However, while the U.S. recognises that while abusing a monopoly position is wrong and has ruled against such activities for over a hundred years since President Theodore Roosevelt appointed America’s first trust busters it believes that market dominance may have positive affects. These may be product innovations and no negative impact on consumer choice.

European experts say that the use of market dominance makes it easier to identify market abuses. While their American counterparts use an effects based definition of possible market abuse and as such will look at the effects of a company’s behaviour on a market rather than rely upon a codified version of competition law.

These differences in analysing markets can also lead to mighty trans Atlantic clashes over mergers and acquisitions. Seeing that American companies own a significant percentage of European businesses and vice versa the interpretation of such laws is vital to the smooth running of both economies and good relations between the two blocs.

Unhappily, this has not always been so as with the case of GEC’s purchase of avionics company Honeywell, which was waved through by the Department of Justice only to be resolutely blocked by Brussels. Other American companies to suffer similar fates have been Worldcom and TimeWarner. In fact a recent finding by the European Court of First Instance, the junior to the European Court, against a deal between music companies Sony and BMG has scuppered pre nuptial talks between Time Warner and EMI.

Well at least the U.S. and the European Union won’t be falling out over that case then.

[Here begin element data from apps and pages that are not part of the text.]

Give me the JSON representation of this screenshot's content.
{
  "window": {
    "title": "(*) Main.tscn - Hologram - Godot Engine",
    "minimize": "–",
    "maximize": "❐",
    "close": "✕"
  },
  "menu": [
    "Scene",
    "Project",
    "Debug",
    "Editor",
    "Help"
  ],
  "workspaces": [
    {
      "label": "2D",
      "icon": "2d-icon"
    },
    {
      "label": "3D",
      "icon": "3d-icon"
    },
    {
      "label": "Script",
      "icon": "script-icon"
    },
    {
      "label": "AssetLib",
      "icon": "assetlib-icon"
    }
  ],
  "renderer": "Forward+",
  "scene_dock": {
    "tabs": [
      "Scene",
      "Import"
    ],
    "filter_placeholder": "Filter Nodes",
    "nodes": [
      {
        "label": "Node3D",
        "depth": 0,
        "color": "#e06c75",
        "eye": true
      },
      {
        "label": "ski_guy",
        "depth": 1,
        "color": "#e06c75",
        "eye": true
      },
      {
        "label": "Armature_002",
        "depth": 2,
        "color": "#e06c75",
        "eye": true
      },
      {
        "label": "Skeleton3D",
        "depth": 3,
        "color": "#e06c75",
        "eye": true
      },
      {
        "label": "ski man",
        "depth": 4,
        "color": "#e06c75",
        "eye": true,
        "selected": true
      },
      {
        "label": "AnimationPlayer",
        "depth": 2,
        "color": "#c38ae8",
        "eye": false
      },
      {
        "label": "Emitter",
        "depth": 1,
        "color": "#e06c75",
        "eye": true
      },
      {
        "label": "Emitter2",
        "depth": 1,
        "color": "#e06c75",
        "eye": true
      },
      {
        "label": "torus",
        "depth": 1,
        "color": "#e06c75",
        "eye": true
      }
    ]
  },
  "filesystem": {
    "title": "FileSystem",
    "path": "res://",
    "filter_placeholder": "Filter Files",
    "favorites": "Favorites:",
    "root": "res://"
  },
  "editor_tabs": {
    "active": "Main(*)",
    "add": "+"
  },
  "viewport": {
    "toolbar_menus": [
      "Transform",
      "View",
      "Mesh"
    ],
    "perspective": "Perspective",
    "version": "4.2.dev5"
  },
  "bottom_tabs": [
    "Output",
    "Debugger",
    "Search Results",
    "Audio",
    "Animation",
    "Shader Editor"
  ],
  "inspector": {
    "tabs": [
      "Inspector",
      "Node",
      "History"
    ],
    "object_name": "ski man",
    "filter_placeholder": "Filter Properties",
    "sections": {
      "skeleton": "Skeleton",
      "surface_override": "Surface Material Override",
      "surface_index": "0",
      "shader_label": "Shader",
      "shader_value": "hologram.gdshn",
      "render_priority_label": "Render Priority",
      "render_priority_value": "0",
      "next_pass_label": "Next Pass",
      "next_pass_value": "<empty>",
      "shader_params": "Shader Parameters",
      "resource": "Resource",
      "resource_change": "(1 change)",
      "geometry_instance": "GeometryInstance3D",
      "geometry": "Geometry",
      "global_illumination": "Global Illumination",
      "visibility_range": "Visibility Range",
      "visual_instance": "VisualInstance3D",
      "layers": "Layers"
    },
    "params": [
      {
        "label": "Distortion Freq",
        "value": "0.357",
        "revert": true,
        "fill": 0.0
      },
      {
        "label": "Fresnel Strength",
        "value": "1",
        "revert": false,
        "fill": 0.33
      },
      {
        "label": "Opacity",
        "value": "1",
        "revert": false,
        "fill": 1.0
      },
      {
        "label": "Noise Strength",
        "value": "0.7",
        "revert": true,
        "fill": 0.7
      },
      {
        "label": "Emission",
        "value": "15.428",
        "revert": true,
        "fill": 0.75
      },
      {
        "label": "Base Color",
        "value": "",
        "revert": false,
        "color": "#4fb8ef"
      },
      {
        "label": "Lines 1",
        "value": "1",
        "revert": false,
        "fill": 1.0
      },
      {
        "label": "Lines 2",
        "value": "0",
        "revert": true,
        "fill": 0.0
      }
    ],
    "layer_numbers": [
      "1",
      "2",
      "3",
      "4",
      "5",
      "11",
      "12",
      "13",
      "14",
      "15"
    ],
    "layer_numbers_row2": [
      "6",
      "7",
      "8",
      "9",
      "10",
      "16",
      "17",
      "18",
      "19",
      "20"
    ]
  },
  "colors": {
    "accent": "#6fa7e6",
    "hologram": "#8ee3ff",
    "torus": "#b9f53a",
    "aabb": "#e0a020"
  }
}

Quite what it does to TimeWarner and EMI exces feelings for Europe is another matter.